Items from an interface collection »

···

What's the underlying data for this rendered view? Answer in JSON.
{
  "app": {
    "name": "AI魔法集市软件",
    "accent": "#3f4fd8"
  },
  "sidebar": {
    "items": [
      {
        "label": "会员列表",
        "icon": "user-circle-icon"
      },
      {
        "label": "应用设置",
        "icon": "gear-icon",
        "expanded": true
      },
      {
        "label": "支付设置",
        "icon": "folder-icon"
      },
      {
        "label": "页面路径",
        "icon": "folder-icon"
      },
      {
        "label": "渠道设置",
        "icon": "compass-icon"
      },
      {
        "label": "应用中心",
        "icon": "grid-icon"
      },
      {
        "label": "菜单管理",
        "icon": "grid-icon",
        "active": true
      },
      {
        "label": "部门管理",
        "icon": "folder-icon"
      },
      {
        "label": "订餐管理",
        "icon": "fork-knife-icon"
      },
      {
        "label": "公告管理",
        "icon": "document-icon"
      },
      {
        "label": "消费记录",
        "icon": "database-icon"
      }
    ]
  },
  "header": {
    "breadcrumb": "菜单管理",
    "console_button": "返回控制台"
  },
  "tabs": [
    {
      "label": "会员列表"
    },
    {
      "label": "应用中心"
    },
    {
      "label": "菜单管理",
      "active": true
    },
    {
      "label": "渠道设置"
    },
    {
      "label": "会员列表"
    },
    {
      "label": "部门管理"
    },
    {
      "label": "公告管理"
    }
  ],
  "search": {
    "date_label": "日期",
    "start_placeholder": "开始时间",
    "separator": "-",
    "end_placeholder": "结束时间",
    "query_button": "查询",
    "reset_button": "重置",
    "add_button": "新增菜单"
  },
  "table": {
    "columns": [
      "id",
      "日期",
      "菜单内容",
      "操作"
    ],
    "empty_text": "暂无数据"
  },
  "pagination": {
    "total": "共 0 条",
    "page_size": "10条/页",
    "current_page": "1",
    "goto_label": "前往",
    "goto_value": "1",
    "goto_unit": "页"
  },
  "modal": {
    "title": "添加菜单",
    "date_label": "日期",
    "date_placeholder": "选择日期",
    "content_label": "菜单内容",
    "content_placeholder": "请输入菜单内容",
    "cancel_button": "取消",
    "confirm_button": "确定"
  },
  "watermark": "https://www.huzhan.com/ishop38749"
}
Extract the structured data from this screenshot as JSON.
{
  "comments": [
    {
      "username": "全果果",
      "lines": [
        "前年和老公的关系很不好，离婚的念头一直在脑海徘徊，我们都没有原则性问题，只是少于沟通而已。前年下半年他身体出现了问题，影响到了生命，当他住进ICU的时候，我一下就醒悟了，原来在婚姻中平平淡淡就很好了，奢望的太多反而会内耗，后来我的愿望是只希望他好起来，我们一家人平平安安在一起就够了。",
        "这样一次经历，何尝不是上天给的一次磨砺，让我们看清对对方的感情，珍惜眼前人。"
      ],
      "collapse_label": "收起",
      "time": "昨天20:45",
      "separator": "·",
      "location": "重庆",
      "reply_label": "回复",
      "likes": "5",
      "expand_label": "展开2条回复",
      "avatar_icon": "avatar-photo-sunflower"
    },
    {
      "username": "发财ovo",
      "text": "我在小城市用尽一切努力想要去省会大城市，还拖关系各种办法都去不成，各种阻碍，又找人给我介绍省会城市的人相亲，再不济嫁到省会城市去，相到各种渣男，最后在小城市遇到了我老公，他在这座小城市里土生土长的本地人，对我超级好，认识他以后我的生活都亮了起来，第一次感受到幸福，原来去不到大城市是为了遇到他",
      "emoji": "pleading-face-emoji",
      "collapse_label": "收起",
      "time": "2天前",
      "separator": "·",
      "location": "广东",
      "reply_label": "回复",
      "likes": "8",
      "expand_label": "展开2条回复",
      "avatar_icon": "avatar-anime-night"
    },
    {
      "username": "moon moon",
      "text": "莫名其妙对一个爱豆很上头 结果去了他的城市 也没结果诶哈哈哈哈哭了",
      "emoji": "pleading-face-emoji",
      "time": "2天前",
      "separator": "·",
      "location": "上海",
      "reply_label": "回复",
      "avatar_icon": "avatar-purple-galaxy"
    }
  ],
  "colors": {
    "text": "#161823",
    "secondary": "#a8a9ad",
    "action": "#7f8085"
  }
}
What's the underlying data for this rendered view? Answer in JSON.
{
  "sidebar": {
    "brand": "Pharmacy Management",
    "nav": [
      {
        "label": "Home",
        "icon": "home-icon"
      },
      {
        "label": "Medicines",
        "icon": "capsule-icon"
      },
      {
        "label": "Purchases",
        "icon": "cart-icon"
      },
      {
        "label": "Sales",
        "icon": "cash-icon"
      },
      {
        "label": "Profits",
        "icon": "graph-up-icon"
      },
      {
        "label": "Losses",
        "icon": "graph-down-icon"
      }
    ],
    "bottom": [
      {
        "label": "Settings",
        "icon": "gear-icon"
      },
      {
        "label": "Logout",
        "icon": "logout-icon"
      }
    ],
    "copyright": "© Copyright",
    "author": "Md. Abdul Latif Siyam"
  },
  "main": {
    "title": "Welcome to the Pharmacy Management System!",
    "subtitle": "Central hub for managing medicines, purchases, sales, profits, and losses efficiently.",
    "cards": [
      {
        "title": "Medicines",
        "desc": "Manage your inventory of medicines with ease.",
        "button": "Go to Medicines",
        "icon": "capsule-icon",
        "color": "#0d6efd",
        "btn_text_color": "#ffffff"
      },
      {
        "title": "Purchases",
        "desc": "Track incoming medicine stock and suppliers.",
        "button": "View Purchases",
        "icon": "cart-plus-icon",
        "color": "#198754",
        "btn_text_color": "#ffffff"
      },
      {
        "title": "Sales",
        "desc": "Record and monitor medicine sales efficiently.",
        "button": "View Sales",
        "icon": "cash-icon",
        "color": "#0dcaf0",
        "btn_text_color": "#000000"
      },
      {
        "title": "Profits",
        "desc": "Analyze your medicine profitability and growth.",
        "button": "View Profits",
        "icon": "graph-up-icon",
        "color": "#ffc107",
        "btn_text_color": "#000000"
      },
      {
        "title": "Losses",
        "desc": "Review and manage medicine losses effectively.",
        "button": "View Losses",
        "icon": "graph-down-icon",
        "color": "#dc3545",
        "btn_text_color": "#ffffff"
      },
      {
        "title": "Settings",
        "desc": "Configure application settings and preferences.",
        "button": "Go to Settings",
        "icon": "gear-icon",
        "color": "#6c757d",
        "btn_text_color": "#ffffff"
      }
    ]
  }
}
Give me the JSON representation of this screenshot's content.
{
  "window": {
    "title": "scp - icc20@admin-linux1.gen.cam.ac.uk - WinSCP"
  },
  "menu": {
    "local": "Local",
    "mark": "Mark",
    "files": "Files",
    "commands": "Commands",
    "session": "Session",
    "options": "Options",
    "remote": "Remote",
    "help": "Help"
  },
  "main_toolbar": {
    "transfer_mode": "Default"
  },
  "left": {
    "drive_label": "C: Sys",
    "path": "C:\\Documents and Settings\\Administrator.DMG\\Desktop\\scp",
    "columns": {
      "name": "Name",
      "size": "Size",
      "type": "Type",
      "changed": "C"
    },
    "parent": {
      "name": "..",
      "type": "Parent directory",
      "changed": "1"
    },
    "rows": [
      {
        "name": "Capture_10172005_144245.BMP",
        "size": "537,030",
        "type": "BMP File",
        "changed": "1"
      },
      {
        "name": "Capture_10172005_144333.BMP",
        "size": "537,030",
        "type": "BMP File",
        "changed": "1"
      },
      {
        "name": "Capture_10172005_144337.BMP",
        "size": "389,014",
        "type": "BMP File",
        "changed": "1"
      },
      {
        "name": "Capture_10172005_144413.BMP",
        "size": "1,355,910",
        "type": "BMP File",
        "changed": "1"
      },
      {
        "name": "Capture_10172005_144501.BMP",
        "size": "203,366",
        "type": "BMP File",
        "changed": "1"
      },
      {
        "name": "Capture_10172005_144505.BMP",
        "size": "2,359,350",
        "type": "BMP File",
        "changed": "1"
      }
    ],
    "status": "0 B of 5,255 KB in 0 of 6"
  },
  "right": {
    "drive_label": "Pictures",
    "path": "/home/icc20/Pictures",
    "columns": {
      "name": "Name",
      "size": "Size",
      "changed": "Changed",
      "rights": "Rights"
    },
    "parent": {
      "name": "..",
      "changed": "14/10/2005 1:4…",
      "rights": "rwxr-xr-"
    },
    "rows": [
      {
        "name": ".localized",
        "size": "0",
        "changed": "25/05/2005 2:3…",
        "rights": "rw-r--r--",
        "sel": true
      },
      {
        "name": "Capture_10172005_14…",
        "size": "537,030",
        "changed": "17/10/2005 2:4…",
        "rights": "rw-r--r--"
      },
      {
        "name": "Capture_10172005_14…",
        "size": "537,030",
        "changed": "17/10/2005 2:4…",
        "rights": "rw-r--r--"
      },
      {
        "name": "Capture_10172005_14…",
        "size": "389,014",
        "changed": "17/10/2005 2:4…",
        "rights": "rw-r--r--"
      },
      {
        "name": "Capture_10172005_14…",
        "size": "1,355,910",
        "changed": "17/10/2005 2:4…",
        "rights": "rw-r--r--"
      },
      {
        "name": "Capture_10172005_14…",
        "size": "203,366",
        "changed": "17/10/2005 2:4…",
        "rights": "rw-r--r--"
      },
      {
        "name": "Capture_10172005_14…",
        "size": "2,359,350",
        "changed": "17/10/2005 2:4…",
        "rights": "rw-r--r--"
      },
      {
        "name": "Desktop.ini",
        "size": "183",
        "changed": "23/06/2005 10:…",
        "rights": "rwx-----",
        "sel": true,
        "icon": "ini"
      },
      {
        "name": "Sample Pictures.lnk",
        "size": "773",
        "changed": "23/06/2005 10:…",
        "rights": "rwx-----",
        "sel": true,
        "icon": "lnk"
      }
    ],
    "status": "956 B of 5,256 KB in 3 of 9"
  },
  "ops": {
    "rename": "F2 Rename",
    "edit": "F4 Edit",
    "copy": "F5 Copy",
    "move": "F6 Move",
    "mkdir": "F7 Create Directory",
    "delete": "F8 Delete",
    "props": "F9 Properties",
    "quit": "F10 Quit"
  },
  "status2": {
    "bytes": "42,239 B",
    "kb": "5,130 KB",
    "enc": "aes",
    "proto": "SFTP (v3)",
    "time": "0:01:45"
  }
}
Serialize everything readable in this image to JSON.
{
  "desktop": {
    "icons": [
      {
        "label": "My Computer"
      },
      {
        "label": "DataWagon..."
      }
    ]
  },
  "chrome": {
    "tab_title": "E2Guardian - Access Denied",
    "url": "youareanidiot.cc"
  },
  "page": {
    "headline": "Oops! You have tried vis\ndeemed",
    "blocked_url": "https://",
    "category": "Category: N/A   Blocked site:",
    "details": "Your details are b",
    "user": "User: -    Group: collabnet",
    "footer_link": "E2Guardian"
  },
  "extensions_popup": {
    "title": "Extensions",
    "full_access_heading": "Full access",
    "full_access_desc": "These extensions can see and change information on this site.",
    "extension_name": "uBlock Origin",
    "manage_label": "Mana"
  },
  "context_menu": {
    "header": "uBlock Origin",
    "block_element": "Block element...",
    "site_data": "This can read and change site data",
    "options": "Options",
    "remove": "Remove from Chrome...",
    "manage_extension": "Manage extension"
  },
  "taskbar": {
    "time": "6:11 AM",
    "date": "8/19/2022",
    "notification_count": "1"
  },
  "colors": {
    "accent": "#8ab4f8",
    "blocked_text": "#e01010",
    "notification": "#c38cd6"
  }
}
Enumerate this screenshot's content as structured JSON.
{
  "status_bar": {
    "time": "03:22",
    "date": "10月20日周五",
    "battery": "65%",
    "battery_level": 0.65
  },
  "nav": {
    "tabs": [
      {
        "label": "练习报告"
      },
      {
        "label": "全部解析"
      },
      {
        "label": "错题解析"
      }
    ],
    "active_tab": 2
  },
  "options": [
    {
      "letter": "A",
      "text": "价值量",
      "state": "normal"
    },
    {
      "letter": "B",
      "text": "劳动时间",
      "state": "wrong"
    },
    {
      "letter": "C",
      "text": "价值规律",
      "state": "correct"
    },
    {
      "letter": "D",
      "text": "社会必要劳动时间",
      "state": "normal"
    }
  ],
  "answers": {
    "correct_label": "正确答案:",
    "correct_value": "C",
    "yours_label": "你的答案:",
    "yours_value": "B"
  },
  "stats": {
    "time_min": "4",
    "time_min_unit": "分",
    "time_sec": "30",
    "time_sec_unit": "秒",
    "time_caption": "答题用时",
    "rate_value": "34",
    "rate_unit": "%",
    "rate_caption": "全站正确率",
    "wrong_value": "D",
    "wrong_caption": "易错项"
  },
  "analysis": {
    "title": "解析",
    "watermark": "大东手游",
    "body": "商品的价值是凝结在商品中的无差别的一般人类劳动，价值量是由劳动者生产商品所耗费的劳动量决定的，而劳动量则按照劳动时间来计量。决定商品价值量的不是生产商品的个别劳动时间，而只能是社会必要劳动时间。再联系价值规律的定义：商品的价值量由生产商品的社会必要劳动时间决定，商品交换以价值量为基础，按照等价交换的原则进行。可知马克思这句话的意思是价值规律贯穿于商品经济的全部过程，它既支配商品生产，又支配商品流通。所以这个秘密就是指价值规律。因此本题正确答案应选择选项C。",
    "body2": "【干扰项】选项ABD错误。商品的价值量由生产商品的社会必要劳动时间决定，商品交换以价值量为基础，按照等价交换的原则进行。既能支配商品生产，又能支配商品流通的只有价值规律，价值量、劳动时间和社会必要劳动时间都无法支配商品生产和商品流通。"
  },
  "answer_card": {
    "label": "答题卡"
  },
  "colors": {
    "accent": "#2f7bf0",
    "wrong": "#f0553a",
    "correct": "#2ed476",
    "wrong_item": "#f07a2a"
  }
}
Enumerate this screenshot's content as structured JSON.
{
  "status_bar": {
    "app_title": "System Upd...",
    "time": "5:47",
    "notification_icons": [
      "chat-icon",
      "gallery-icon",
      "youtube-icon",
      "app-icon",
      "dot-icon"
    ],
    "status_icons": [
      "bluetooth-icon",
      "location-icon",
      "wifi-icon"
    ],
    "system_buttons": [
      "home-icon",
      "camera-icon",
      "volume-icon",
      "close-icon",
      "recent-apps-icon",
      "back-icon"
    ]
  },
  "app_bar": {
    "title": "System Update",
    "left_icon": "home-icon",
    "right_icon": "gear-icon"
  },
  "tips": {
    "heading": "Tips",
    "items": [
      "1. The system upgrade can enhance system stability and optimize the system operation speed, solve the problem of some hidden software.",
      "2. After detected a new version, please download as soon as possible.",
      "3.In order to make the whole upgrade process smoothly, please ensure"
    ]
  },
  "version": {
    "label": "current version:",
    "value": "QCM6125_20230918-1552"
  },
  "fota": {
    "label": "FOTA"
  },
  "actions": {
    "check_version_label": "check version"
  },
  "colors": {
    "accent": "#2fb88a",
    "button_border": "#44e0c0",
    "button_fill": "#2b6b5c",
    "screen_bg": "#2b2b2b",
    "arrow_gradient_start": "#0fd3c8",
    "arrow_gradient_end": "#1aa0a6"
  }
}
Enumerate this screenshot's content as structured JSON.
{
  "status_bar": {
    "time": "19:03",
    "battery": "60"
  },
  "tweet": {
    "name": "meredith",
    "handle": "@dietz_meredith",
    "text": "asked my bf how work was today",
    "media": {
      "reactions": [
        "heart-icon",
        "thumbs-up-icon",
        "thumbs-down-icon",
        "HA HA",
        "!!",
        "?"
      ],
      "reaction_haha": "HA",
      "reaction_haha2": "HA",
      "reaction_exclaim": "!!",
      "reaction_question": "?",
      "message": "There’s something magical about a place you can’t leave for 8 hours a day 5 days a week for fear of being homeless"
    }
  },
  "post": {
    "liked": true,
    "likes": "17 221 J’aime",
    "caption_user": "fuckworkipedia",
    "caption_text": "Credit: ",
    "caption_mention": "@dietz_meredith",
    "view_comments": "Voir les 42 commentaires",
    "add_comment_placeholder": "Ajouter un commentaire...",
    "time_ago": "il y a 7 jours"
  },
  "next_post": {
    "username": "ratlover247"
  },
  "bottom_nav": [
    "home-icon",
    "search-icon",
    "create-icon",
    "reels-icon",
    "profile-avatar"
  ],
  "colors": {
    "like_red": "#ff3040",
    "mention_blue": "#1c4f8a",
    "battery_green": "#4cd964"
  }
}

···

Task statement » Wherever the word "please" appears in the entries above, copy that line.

Answer section »
      "2. After detected a new version, please download as soon as possible.",
      "3.In order to make the whole upgrade process smoothly, please ensure"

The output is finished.